This autobiography has been one of Stuart’s most popular books. Its initial reception was quite positive, particularly among those interested in the improvement of education. In 1950, the National Education Association voted The Thread That Runs So True “the most important book in 1949.” The work has enjoyed steady sales over the years and remained in print decades after its initial publication.
The book’s popularity can be attributed to its strong and important message and particularly to Stuart’s method of communicating that message. Readers see Stuart’s courage, idealism, dedication, and love of learning (and by extension, that of other excellent teachers), and they also see the greed, ignorance, moral blindness, and political corruption that can get in the way of teaching and learning. Stuart’s message is not couched in the abstract language of bureaucrats but in the language of poetry, which sings to readers. Most important, The Thread That Runs So True is not a sermon but a story, sharing the attractive qualities of fiction to the extent that one critic characterized the book as an “autobiographical novel.” Some critics have compared Stuart’s work to Edward Eggleston’s The Hoosier Schoolmaster (1871) for its long-term value as both entertainment and inspiration.
While Stuart’s message is profound, it is also simple enough to be understandable and attractive to young readers, who appreciate its strong dramatic action, its humor, and its portrayal of the virtuous underdog often triumphing over avarice, stupidity, and political corruption. These attractive elements probably account for the fact that excerpts from The Thread That Runs So True have been anthologized in high-school textbooks over the years.
Critical Context (Masterplots II: Nonfiction Series)
Because of Jesse Stuart’s stature as a unique and beloved author, The Thread That Runs So True has an assured place in American literature. What makes this work especially noteworthy is Stuart’s use of it to make his case for public school education. Seldom have professional educators had at their side an author of such repute and, even more important, such wide and verifiable experience in the schools. Stuart has used his material strategically, couching it in writing so enjoyable that students, teachers, parents, administrators, and politicians can see the importance of their role in public education without being alienated by dull or preachy writing. In his selection of events and personalities, Stuart manipulates both his materials and his readers to make his case.

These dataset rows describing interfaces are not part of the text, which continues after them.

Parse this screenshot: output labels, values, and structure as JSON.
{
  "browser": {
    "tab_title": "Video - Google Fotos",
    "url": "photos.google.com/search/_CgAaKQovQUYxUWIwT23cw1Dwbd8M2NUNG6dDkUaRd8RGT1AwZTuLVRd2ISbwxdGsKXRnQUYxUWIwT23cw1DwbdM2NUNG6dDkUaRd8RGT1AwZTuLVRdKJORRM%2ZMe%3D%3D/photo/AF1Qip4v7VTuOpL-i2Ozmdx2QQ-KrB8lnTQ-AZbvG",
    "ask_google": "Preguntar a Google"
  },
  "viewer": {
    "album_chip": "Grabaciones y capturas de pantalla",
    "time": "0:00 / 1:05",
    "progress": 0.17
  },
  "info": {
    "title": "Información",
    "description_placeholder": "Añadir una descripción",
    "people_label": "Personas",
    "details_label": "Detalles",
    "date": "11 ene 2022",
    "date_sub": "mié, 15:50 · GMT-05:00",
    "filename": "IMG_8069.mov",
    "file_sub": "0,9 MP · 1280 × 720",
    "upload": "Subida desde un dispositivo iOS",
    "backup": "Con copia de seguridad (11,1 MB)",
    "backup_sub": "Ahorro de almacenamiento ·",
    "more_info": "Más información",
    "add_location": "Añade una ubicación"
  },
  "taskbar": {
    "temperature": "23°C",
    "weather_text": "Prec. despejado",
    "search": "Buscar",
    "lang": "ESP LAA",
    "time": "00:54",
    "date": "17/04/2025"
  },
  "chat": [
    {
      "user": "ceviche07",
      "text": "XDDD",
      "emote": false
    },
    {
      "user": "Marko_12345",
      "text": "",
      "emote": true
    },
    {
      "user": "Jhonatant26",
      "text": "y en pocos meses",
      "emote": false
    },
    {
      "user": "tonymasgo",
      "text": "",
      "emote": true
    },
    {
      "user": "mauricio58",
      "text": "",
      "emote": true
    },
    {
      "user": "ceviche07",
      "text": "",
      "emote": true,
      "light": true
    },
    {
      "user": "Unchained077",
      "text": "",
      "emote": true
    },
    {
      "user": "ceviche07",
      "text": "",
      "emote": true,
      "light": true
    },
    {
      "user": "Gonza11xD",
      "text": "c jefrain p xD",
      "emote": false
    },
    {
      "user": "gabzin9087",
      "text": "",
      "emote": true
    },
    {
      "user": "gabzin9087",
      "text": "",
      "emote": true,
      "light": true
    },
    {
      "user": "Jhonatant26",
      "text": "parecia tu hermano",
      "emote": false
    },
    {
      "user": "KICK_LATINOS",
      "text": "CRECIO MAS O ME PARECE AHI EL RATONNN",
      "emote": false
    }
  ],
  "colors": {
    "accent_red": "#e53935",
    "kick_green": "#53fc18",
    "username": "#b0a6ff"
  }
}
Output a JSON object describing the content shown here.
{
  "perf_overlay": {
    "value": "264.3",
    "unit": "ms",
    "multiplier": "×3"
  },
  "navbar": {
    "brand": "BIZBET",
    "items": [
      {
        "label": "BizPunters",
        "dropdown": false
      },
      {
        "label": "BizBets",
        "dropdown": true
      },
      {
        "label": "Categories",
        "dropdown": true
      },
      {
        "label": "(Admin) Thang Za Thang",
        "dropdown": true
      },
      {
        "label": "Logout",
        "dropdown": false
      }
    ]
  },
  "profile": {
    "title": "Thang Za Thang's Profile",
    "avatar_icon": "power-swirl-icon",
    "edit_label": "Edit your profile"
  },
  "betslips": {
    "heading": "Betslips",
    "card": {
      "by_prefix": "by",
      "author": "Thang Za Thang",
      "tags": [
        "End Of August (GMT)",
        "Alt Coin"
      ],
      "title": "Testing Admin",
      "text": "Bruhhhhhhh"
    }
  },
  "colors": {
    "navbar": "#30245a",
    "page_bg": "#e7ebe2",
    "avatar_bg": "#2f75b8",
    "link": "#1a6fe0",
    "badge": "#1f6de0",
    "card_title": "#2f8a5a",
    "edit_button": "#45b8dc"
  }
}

Stuart presented this work at a time when the nation was prepared to deal with the problem of illiteracy. Published in 1949, when the nation was recovering from decades of economic depression and war, The Thread That Runs So True reached a national audience eager to address the issues of education. Accordingly, the book was brought into the classroom by multitudes of teachers and was placed on recommended-reading lists. Students were inspired, teachers encouraged, and general readers informed by this gentle and enjoyable expose. For contemporary readers, The Thread That Runs So True remains a masterful example of the writer’s craft. It captures for all time the essence of the Appalachian heritage and remains an eloquent statement of the value of public education.